- Author: Denise Godbout-Avant
Whenever a drought happens in California, most of us look for ways to conserve water in our gardens and home. However, with droughts becoming the norm, rather than the exception, practicing water sustainability needs to become a way of life.
How can we conserve water in our daily lives? Our gardens are a good place to start, since about half of urban water is used for outdoor irrigation. The following are some suggestions which can have an impact on the amount of water you use in your gardens.

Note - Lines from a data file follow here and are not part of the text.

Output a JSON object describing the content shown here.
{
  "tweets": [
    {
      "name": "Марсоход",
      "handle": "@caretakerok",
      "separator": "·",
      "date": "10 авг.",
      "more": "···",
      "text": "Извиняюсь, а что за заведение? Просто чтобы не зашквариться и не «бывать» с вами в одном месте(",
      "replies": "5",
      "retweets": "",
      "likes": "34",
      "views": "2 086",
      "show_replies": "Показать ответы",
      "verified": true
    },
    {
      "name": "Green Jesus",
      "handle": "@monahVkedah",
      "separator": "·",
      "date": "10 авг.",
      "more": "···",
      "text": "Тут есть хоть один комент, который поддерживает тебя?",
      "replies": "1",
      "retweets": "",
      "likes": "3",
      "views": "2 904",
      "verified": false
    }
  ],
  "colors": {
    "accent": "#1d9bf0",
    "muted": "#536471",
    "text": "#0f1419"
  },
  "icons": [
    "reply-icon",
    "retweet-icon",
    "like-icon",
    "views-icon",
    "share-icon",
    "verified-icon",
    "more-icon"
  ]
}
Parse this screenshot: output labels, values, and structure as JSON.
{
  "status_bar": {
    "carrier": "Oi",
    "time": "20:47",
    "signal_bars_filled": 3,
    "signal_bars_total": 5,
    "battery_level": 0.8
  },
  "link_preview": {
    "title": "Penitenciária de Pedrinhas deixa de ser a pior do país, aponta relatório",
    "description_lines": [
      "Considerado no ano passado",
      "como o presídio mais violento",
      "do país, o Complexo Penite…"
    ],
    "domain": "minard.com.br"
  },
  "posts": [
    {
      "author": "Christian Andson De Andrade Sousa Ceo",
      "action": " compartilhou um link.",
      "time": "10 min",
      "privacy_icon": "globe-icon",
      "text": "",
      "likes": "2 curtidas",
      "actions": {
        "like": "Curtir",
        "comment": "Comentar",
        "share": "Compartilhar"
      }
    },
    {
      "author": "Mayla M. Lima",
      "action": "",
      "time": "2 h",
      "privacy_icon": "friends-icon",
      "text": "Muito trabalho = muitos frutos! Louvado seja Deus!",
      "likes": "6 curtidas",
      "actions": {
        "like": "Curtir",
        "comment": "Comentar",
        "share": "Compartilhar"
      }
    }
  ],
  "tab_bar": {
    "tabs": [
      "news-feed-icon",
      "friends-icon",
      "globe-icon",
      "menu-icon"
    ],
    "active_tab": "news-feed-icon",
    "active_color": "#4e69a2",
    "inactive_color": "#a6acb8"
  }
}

Practice water-wise garden irrigation by changing sprayers to drip system whenever possible, since sprayers decreases the amount of water going to your plants due to evaporation. Water according to the season, reducing or eliminating watering during the cooler, wet winter months – investing in a water timer with a rain sensor can help with this. Water early in the morning or late in the day when temperatures are cooler. Check your irrigation system regularly to check for leaks, repairing or replacing as needed.
Plant water-wise plants that need little water once established. The above link will provide you with many suggestions. Another wonderful source of plant information is the UC Davis Arboretum All-Stars: https://arboretum.ucdavis.edu/arboretum-all-stars
There are ways to reduce our water use in our homes also, including having a water-efficient washing machine, dishwasher, shower and toilet, and not letting the faucet run while shaving, brushing our teeth, or washing our hands.
These are a few of the many ways we can make being water-wise a way of life in our gardens and homes. Every drop of water counts!
To learn more about our water and ways to use it wisely, join the UCCE Stanislaus County Master Gardeners on Tuesday, June 29th at 6:00pm on Zoom for our talk “Water-wise Tips for Your Garden and Home.” You can sign up at: http://ucanr.edu/water-wise/2021
Who are the UCCE Master Gardeners?
UCCE Master Gardeners are residents in the community trained by University advisors and experts using science-based information. They take a weekly class for 6 months and learn about a variety of topics, including soils, horticulture, vegetable gardening, composting, fruit trees, and many more! After passing an exam, the trainees become certified UC Master Gardeners, ready to answer your questions about home gardening.
You may see the UCCE Master Gardeners at events such as farmer's markets, the library, the fair, or a school garden. They will also be at the UCCE office each week, available to answer your questions.
UCCE Master Gardener Focus
The UCCE Master Gardener Program plans to address local issues related to reducing green waste, conserving water, integrated pest management (IPM), and sustainable landscaping.
The first group of trainees will start their classes in January and finish in June, ready to volunteer. In the meantime, you can still bring your pest or gardening questions to the UCCE office at the Agricultural Center at 3800 Cornucopia Way, Suite A in Modesto. Or call (209) 525-6800. The office is open M-F 8:00 a.m. to 4:30 p.m.
Posts for this blog will include seasonal gardening tips, posts on how to solve pest problems, and notices for events featuring the UCCE Master Gardeners.
Interested in Becoming a UCCE Master Gardener?
Visit https://ucanr.edu/sites/stancountymg/ to read about the program in detail. Our next class will start in January of 2020. Click on the big yellow button to fill out a survey to be contacted when sign ups for the class are available.